Component data from apps and pages
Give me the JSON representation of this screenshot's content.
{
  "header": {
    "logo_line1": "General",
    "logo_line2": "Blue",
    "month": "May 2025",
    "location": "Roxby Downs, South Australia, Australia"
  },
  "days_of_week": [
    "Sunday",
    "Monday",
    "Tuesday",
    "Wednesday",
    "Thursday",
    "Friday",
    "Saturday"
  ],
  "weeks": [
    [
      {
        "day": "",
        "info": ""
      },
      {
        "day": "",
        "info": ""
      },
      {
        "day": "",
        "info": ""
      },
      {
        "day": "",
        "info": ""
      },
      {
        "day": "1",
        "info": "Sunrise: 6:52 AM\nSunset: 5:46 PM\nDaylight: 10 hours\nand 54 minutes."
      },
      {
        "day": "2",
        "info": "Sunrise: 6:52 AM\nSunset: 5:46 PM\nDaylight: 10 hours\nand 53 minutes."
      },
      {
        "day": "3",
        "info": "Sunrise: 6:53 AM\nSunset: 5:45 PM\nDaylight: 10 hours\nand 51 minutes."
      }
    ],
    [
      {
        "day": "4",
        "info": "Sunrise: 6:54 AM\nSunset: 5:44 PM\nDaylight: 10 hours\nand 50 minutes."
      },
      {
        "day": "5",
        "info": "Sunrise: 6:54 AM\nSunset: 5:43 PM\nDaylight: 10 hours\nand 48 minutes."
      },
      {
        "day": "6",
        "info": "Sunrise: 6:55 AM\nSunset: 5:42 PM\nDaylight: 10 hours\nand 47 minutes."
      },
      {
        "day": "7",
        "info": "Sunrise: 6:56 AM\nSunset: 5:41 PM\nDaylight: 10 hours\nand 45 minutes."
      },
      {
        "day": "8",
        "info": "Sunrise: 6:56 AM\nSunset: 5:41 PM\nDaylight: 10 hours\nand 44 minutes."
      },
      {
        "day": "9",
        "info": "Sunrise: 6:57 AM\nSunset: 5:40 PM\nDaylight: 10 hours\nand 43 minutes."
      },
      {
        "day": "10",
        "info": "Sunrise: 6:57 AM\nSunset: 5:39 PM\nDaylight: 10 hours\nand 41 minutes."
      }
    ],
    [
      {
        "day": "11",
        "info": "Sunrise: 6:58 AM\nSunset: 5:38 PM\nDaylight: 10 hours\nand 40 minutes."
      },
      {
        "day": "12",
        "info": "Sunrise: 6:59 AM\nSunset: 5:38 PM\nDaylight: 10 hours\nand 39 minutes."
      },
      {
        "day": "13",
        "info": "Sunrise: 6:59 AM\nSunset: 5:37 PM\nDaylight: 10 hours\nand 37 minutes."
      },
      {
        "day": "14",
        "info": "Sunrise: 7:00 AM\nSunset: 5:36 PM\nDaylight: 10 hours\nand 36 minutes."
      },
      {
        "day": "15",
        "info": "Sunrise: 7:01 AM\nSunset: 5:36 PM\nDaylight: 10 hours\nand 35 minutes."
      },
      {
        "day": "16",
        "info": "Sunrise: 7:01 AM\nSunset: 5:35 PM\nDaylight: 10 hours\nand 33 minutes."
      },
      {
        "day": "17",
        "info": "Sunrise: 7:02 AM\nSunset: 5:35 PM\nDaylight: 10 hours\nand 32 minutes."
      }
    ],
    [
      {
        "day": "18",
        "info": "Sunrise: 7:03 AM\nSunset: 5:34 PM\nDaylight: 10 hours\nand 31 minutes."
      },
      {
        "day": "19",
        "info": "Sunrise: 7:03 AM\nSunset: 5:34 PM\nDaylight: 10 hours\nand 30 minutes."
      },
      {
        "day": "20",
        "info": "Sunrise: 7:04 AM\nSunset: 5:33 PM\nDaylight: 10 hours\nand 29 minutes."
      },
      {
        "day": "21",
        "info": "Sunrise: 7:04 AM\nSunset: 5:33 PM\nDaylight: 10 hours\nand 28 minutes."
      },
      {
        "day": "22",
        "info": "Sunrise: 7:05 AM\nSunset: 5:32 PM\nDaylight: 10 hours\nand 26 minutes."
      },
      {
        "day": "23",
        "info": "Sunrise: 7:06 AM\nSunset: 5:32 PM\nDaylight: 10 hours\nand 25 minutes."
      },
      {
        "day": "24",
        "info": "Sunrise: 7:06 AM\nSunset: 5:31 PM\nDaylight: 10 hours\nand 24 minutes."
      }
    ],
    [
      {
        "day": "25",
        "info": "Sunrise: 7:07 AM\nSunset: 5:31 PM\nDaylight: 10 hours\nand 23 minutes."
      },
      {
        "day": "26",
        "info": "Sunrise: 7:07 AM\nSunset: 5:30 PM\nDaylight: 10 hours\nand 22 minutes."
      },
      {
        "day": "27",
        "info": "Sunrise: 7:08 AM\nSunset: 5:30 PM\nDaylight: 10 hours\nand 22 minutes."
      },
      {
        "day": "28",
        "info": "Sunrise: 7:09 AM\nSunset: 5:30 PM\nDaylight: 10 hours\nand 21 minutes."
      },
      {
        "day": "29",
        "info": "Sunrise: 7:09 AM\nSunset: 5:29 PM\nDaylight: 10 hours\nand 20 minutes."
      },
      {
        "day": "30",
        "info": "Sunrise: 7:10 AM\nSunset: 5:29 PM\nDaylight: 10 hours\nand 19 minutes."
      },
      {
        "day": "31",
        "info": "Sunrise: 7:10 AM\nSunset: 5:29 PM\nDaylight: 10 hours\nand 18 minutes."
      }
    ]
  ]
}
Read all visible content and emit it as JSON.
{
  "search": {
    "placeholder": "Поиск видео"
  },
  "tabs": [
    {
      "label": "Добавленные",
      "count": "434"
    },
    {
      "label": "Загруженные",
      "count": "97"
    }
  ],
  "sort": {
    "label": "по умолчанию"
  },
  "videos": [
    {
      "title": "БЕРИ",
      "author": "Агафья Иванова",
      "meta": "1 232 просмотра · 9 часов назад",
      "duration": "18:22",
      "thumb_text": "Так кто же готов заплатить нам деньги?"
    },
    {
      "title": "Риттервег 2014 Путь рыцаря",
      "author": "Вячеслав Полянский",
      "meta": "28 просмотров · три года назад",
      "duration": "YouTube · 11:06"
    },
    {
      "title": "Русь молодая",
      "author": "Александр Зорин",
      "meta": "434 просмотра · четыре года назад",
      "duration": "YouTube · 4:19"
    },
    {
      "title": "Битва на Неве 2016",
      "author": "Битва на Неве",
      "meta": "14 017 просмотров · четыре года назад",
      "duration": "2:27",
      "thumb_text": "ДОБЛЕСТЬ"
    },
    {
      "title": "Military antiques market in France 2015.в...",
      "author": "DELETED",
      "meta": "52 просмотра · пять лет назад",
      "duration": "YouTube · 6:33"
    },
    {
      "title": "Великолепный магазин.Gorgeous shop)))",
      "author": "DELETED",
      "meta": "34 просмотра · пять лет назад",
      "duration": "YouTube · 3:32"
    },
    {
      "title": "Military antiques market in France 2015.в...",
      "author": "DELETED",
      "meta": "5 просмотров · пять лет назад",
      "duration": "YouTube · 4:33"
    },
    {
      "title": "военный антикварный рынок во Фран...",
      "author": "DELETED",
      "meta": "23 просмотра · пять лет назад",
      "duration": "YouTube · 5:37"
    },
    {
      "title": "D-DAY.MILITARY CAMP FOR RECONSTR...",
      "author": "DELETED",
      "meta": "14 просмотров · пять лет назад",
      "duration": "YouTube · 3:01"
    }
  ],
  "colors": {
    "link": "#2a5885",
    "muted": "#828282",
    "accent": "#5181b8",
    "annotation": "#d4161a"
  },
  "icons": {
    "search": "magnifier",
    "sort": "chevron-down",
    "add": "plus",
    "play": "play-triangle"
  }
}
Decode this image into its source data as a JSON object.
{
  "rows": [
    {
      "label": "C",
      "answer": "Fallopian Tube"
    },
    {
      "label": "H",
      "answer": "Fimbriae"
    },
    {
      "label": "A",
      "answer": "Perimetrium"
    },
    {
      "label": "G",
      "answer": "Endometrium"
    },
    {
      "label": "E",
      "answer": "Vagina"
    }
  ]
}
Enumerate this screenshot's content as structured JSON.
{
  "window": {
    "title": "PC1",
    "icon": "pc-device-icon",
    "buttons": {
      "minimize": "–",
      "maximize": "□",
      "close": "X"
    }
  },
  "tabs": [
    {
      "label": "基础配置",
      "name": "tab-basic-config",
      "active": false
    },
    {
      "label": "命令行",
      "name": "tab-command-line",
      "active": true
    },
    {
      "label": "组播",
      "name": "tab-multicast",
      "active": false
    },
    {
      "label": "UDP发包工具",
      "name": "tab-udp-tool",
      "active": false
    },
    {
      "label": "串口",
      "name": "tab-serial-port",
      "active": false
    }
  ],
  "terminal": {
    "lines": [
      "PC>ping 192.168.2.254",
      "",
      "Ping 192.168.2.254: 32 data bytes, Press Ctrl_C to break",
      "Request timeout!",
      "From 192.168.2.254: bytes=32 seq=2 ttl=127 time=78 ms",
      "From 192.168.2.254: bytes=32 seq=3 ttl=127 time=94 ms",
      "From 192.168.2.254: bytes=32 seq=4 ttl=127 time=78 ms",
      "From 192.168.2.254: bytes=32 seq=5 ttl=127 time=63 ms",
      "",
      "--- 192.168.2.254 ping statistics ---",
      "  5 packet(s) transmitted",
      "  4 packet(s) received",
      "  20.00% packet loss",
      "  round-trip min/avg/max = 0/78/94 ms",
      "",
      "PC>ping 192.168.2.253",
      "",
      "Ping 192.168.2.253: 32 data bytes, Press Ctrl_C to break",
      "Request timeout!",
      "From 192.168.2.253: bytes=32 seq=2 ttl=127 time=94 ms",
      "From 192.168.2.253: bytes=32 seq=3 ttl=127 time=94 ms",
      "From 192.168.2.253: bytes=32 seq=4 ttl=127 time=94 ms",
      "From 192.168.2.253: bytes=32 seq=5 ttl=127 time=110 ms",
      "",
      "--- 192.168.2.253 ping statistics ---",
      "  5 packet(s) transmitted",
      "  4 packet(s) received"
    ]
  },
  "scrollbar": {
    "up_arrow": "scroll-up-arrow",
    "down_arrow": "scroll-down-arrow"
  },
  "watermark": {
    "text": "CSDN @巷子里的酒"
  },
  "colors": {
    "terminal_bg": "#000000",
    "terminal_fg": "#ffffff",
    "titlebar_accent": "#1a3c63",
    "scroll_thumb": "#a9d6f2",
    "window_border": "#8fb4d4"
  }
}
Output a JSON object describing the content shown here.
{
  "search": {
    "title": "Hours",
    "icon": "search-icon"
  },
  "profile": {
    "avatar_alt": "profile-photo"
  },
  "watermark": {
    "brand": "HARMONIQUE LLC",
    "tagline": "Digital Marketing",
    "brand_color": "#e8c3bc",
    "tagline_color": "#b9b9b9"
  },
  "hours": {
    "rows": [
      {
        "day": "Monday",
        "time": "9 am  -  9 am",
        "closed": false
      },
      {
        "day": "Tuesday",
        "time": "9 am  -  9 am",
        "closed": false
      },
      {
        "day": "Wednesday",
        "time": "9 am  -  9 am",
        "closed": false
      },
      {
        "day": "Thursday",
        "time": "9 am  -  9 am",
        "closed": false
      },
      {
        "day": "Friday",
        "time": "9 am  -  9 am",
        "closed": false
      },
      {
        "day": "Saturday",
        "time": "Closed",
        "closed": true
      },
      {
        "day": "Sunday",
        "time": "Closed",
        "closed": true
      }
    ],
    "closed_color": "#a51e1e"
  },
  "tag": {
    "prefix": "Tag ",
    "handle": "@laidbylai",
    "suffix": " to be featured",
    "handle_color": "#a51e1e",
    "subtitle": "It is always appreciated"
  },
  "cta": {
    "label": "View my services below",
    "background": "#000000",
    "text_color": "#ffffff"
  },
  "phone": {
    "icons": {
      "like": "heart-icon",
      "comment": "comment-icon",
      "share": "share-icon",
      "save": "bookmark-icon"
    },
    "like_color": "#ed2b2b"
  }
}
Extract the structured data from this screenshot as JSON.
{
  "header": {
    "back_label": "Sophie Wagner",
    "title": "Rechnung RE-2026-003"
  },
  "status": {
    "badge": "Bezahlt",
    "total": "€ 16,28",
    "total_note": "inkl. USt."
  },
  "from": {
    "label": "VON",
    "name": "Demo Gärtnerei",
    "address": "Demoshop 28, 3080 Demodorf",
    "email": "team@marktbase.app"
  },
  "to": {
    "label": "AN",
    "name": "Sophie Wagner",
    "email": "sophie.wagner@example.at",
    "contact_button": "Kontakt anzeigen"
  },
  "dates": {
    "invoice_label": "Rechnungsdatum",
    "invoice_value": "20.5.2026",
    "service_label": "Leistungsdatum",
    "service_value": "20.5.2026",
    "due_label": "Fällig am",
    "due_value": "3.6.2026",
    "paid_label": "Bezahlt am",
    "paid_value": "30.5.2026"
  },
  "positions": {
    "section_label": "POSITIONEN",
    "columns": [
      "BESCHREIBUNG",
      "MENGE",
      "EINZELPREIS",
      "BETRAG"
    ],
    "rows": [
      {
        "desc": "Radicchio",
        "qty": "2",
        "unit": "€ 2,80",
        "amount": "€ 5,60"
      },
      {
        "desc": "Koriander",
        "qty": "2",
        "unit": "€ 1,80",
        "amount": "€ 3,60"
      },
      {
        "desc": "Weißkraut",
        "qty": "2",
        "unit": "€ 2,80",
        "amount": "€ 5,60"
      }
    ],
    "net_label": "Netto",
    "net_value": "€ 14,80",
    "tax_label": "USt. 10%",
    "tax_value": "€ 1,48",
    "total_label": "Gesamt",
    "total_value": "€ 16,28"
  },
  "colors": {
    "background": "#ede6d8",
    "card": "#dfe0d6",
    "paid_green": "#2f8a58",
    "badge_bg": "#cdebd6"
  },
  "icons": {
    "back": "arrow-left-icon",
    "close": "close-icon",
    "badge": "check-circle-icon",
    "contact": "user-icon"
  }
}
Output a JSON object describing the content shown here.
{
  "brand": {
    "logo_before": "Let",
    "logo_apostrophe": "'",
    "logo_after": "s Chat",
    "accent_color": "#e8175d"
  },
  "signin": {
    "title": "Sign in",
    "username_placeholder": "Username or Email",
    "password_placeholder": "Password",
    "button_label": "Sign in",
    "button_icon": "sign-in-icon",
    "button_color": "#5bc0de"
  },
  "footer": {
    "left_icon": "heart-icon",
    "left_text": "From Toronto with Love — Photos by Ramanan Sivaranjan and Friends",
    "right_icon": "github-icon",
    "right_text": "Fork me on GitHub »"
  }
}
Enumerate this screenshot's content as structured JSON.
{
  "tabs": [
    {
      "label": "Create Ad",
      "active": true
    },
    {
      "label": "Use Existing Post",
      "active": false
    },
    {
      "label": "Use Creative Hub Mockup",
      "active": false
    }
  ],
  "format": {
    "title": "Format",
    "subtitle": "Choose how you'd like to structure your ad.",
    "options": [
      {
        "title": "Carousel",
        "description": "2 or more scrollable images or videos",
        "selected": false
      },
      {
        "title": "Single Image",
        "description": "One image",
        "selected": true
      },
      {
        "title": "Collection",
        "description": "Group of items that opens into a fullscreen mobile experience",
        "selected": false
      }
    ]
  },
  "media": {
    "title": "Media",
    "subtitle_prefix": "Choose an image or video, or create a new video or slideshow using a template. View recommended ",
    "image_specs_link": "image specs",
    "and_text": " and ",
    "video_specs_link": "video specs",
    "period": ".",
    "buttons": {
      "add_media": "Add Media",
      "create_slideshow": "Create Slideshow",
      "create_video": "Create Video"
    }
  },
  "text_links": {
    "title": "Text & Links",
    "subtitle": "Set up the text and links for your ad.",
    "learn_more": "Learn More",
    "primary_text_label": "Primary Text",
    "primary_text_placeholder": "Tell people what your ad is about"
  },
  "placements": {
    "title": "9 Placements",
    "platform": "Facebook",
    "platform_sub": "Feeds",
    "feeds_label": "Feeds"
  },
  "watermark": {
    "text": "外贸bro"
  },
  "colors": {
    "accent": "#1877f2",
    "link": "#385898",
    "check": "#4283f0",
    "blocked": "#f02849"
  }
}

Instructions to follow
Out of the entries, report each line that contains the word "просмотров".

Response area
      "meta": "28 просмотров · три года назад",
      "meta": "14 017 просмотров · четыре года назад",
      "meta": "5 просмотров · пять лет назад",
      "meta": "14 просмотров · пять лет назад",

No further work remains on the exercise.